California Governor Gavin Newsom’s $20 minimum wage law, which took effect on April 1, has resulted in the loss of nearly 10,000 jobs in the state’s restaurant industry. Struggling franchises have been forced to cut labor and increase prices to survive the costly wage hike, leading to mass layoffs and a decrease in consumer spending.

Tom Manzo, president and founder of the California Business and Industrial Alliance, criticized state lawmakers for living in a “fantasy land” when they believed that minimum wage increases would benefit workers and businesses. He revealed that since the law took effect, nearly 10,000 people in the restaurant industry have lost their jobs, stating, “California businesses have been under total attack and total assault for years. It’s just another law that puts businesses in further jeopardy.”

Well-known fast food chains, such as McDonald’s, Burger King, and In-N-Out Burger, have had to raise prices to compensate for the increased labor costs. Many were forced to reduce employee hours, and some even transitioned to automation. Manzo pointed out that fast food is meant to be a “starter industry” for young workers to learn good work ethic, not a long-term, high-paying job.
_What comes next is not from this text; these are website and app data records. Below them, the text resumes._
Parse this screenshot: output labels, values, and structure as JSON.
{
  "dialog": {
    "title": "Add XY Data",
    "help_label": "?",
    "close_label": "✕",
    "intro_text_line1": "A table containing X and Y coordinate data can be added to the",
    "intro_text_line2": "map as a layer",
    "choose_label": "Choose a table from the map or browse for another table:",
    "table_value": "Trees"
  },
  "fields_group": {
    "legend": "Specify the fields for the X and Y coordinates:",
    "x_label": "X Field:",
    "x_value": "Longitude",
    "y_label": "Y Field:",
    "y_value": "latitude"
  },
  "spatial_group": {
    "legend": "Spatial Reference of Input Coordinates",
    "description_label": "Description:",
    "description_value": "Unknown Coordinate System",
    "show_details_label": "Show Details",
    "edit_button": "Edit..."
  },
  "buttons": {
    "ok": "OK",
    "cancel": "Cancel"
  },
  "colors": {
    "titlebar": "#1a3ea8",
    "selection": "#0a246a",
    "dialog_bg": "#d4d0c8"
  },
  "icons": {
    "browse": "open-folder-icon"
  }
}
The first major chain to be affected by the new regulation was Rubio’s California Grill, which closed 48 of its approximately 134 locations just one month after the law took effect, citing the state’s “increasing cost of doing business.” On Wednesday, the chain filed for bankruptcy. Fosters Freeze, another fast food chain, also closed its Fresno location due to financial difficulties related to paying employees higher wages.